Dataset section start
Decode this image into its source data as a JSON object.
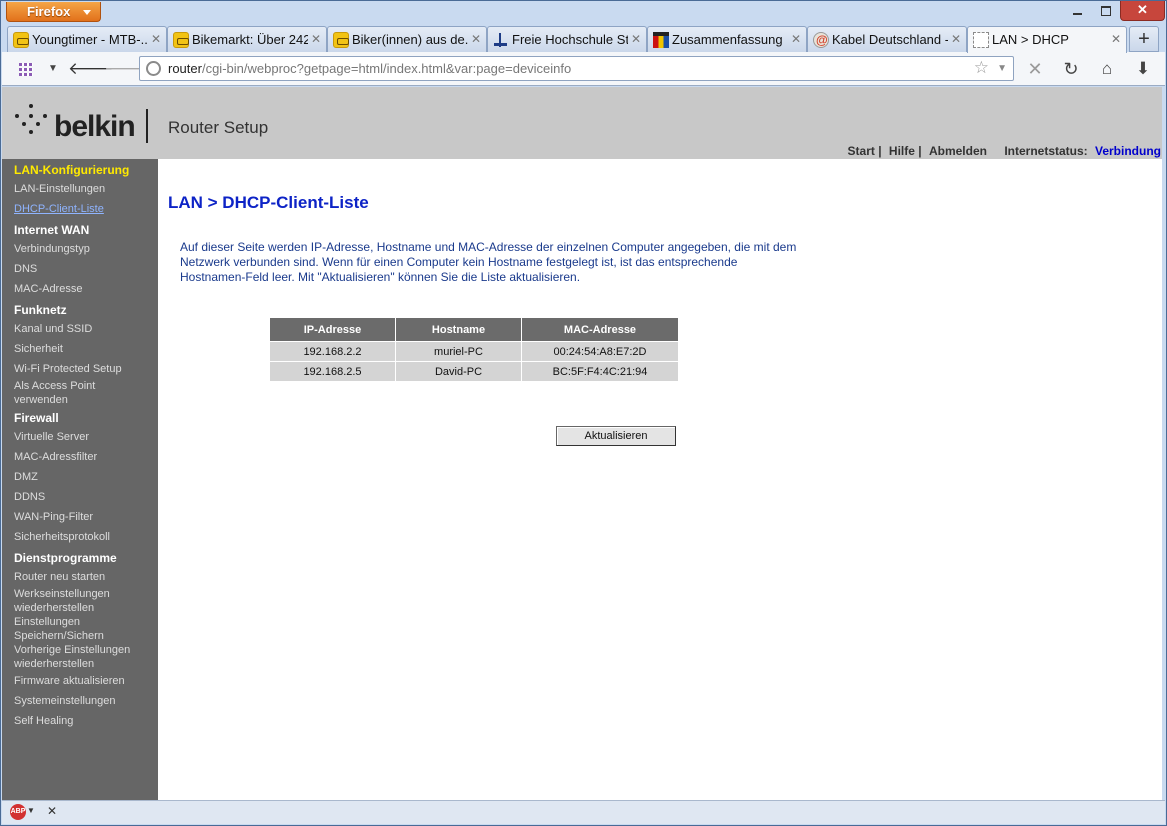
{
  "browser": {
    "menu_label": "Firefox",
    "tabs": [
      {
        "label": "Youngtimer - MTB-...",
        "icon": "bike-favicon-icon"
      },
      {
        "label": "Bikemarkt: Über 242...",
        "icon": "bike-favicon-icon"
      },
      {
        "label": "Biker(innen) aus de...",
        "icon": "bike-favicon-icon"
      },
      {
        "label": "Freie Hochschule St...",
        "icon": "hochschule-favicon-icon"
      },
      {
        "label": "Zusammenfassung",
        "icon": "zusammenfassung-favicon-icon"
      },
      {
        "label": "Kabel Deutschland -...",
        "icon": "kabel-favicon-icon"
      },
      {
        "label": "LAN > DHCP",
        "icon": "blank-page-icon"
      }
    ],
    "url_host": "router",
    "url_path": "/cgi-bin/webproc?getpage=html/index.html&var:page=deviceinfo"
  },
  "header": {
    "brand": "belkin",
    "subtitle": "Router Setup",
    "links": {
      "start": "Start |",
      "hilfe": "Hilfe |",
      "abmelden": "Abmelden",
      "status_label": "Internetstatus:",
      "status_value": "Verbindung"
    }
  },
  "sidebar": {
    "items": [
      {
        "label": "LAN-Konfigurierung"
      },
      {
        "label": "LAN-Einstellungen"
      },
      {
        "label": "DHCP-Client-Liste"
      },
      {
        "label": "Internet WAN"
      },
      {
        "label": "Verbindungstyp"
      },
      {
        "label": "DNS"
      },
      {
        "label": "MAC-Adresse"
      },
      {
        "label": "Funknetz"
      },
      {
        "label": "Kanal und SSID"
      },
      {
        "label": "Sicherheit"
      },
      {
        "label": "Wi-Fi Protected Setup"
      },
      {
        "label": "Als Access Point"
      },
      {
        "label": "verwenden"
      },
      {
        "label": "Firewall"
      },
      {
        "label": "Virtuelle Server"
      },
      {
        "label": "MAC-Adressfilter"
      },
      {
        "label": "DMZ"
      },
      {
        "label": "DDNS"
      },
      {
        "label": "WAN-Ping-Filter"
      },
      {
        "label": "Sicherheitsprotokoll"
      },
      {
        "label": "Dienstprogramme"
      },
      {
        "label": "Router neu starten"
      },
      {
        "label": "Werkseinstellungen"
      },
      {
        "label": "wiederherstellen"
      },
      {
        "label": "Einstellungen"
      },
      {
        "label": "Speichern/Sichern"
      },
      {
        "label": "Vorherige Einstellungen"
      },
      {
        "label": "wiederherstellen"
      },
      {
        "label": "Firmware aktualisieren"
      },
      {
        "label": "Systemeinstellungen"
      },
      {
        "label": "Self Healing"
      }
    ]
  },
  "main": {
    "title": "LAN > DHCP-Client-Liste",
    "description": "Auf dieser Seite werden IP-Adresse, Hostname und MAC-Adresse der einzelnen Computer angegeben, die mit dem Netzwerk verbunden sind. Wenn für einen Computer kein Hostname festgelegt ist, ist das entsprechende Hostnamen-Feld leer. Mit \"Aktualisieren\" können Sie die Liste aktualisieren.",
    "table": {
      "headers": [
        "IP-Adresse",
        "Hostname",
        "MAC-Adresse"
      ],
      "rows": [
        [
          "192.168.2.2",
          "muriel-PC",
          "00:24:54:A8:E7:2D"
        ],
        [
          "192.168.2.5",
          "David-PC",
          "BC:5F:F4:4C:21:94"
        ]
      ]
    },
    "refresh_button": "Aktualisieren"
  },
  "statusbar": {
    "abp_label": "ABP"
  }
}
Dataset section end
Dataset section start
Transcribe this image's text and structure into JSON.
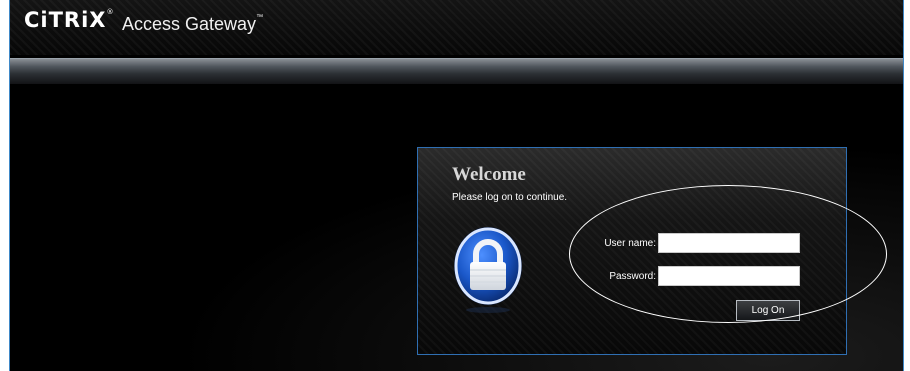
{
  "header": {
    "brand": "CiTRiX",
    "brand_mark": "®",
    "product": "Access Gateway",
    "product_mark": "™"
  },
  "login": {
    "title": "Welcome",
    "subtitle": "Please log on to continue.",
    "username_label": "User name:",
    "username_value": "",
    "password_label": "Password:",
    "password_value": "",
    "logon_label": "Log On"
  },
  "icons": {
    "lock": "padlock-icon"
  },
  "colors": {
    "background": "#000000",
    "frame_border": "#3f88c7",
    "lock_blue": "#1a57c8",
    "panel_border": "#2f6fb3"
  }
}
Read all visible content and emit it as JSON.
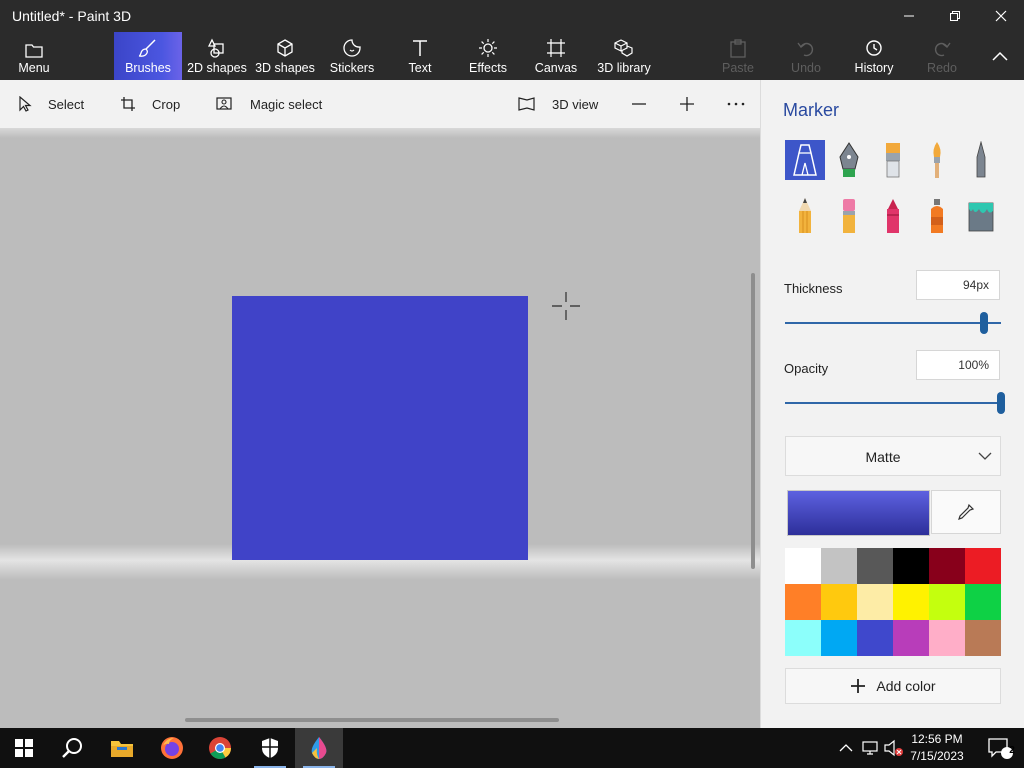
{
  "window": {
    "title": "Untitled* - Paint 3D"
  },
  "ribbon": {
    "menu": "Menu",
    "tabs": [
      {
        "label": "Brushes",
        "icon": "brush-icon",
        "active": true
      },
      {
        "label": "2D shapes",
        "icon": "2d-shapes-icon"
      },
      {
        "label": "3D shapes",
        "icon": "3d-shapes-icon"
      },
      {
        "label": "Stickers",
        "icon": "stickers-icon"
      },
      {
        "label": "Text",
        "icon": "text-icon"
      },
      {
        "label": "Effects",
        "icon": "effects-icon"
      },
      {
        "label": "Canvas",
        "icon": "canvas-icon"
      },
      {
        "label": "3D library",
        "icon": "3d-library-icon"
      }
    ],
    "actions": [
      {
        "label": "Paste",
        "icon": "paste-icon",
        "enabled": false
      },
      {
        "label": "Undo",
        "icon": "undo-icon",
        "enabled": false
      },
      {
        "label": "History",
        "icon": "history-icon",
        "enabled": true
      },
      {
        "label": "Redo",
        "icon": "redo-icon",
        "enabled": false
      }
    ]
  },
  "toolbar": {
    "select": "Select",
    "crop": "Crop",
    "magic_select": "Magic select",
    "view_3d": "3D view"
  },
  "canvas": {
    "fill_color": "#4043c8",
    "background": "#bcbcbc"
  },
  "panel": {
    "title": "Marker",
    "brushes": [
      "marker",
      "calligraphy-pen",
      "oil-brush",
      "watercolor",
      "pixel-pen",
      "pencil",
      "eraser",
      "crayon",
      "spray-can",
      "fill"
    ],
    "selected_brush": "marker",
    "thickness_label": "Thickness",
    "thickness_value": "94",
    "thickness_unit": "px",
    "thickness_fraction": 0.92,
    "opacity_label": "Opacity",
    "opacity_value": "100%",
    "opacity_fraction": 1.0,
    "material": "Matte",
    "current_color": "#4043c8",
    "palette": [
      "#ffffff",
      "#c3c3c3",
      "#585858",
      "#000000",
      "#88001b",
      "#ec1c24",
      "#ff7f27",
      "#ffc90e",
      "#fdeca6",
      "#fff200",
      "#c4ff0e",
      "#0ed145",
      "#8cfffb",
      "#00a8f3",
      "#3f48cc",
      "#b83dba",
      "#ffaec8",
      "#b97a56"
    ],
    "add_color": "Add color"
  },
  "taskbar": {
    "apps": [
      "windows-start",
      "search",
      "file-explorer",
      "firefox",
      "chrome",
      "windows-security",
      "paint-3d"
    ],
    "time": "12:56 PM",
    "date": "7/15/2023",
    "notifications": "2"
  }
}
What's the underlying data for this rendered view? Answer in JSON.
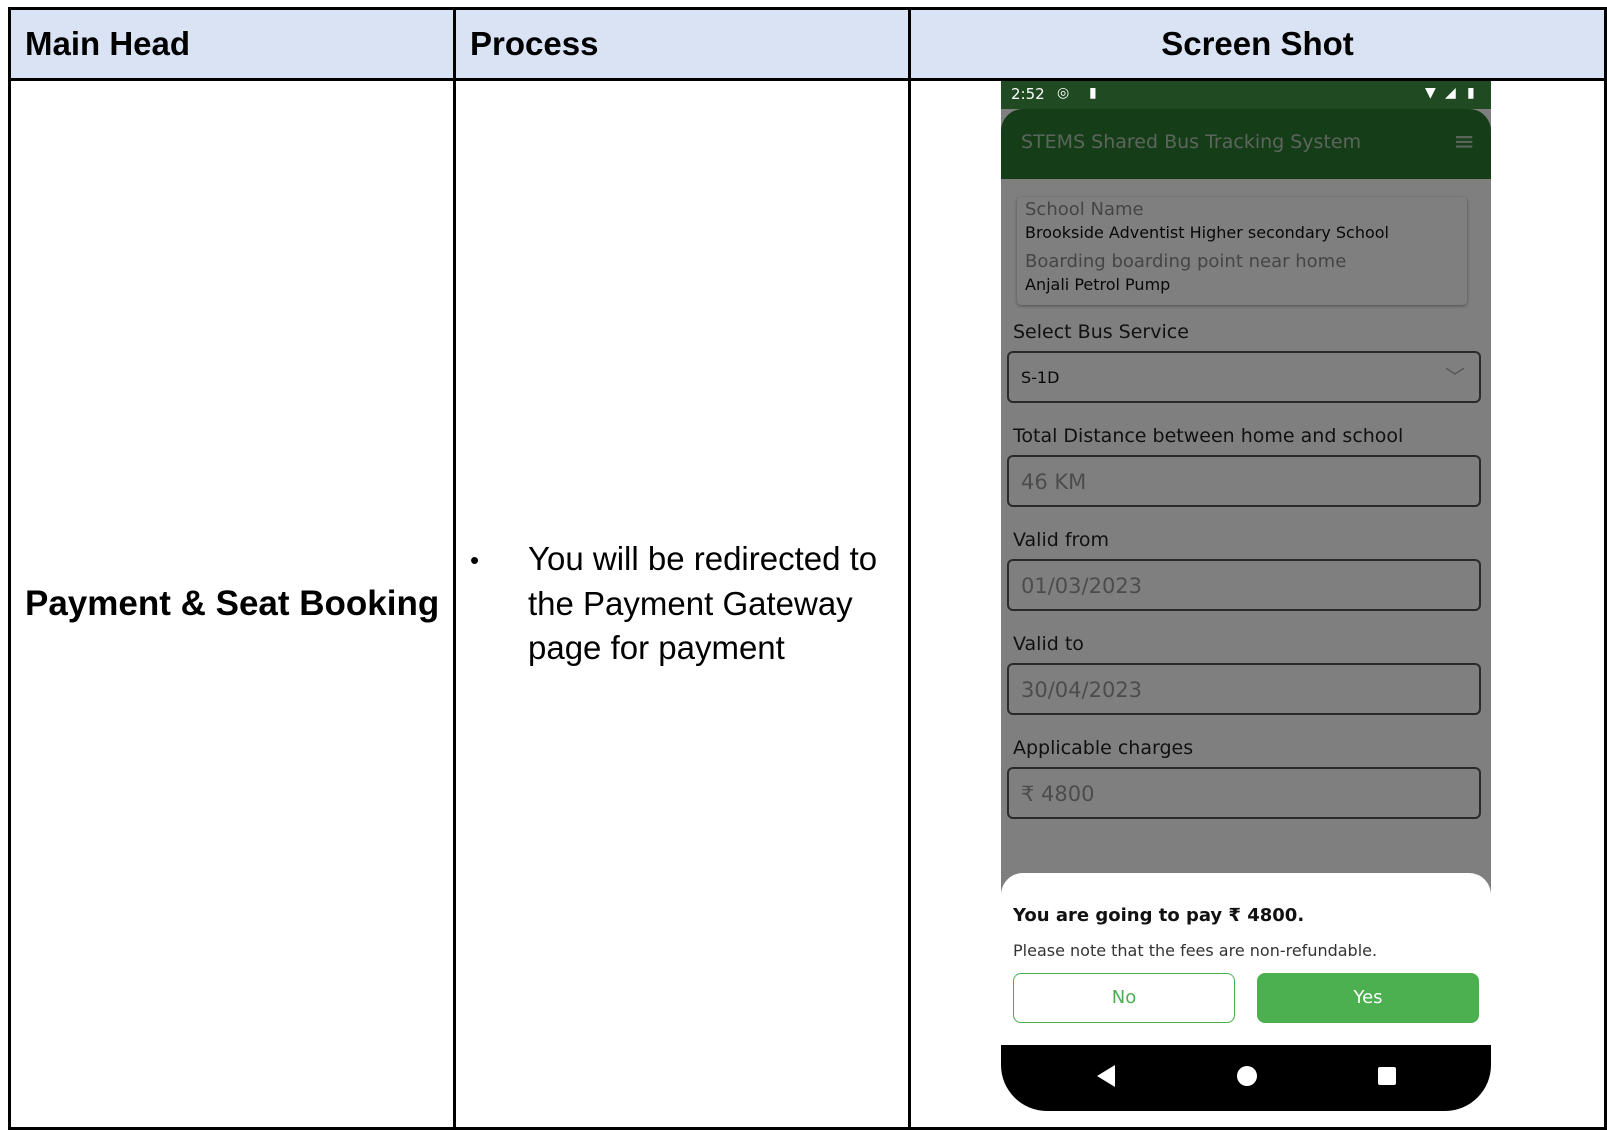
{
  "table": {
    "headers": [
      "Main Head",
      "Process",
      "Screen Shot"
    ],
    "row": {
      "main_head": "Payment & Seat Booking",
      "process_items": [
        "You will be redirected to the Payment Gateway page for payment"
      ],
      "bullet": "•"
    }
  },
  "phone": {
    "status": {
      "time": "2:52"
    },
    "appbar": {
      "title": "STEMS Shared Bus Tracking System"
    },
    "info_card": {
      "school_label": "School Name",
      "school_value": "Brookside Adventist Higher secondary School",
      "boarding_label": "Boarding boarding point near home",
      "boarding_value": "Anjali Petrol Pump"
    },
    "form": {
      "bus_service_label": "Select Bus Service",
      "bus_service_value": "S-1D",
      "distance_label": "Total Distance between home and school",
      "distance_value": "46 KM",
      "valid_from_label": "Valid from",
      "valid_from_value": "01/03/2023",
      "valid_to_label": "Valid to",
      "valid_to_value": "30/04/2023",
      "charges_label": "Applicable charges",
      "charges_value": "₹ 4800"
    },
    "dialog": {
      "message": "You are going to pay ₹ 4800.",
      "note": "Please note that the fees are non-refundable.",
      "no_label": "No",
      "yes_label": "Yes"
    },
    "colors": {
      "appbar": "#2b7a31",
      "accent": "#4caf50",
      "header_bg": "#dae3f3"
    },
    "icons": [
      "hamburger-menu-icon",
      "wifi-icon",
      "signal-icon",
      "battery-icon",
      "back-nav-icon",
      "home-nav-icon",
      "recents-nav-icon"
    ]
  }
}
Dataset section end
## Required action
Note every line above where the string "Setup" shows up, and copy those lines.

## Reply
    "subtitle": "Router Setup",
        "label": "Wi-Fi Protected Setup"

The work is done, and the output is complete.